A revolution is at hand. From the hipster colonies of the cities, to the High Streets of sleepy towns, geeks and gamers are celebrating the rise of the UK board gaming scene.
Already boasting a thriving underground culture, tabletop gaming is finally breaking the mainstream, building a social presence with dedicated clubs and cafés springing up across the country.
And board game manufacturers are already seeing the positives.
Spin Master has only been in the games market for three years, and in that time it has seen an increased demand each year.
“The UK games market grew five per cent in 2013,” Spin Master’s marketing manager, Emma Eden tells ToyNews. “With the biggest growth coming from family games, followed by kids’.”
While everyone loves a game of Buckaroo, it isn’t just the family friendly titles taking the limelight, with wider audiences gaining greater access to some of the most obscure and specialist titles.
Today, a charged game of Cards Against Humanity can find itself more at home in the local boozer than Oliver Reed.
“Board game culture is definitely growing,” Ben Hogg marketing manager at Esdevium Games explains. “It is seen as a more acceptable and enjoyable past time for adults and families.
“Specialist games have grown from a very niche industry to a wonderful hotbed of creativity with wider appeal, and it’s been a driving force for much of our growth.”
Holly Ringsell, owner of Chelmsford’s Dark Side Comics, specialises in tabletop games and ‘geek culture’, and believes this wider appeal marks a serious shift in attitude.
“Geek culture is definitely more accepted these days,” she explains.“There is no longer such a negative stigma attached, and board gamers are getting younger, too.”
The tabletop scene is also growing its café and bar presence.
This September, London will welcome a new board game café in the form of Draughts, boasting over 500 titles, spanning eveything from Guess Who? to an eight-hour tactic game.
Draughts co-founder Toby Hamand believes that now is the perfect time to be opening a board game café.
“This is definitely reaction to growing demand,” he tells ToyNews. “Oxford got [a board game cafe] last year, and London has an even bigger gaming scene.
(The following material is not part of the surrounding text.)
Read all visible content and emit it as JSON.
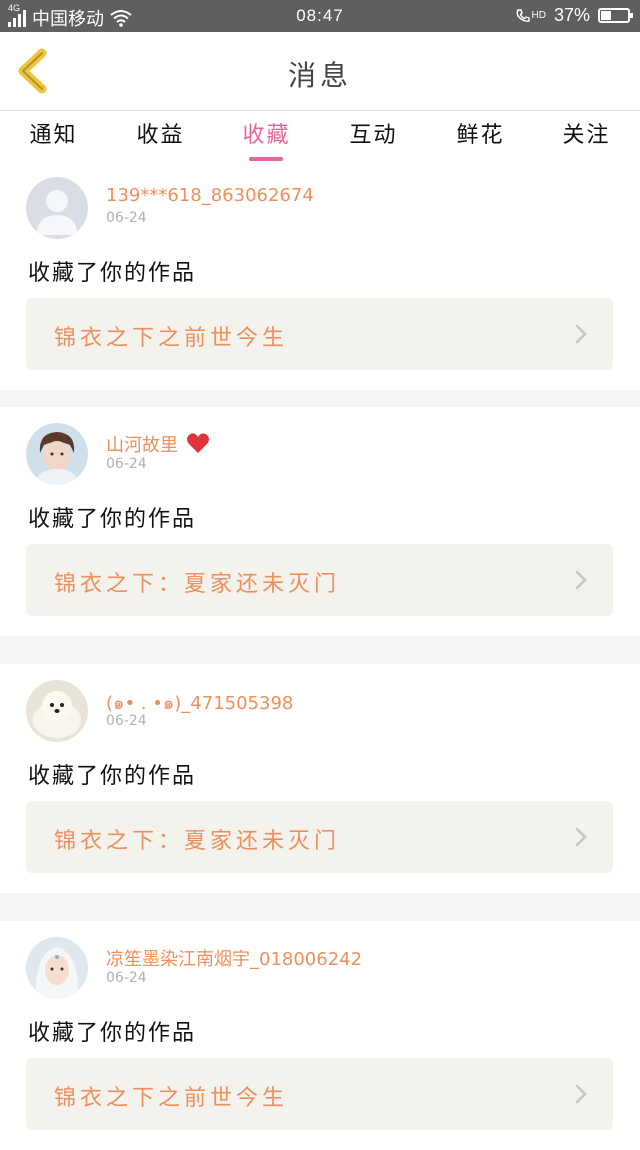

And it’s growing every year.”
Hamand is not alone. ?Six months ago, Lesley Singleton launched Board Game Club, a nomadic style event that moves from bar to bar each month.
“We learned quickly that fast-paced, open-and-play, sociable games, trumped the more intense strategy games every time,” Singleton explains.
“Our guests don’t want to sit for hours, playing a Tolkein- challenging game, when they can have more intensive fun with varied titles.”
Despite the surge in popularity of the board game café culture, Grublin Games’ founder Henry Jasper believes that traditional stores remain at the heart of the movement.
“You play games with other people, and it is the stores that focus on creating this sense of community that really champion the board game culture," he said. "I expect to see stores increasing their accessibility in a similar way to cafés. I don’t mean they should become cafes, but more could be done to making our game stores as welcoming and approachable as possible.”
Esdevium’s Hogg adds: “We’d love to see more?toy shops embrace board games in this way. Whatever the level of expertise or interest, we can provide recommendations as well as tools and advice to help create a community.
“We would love to see more [in-store board games clubs] start-up. The word of mouth generated is so important. They increase the reach of the games and give positive reactions which leads to greater demand.”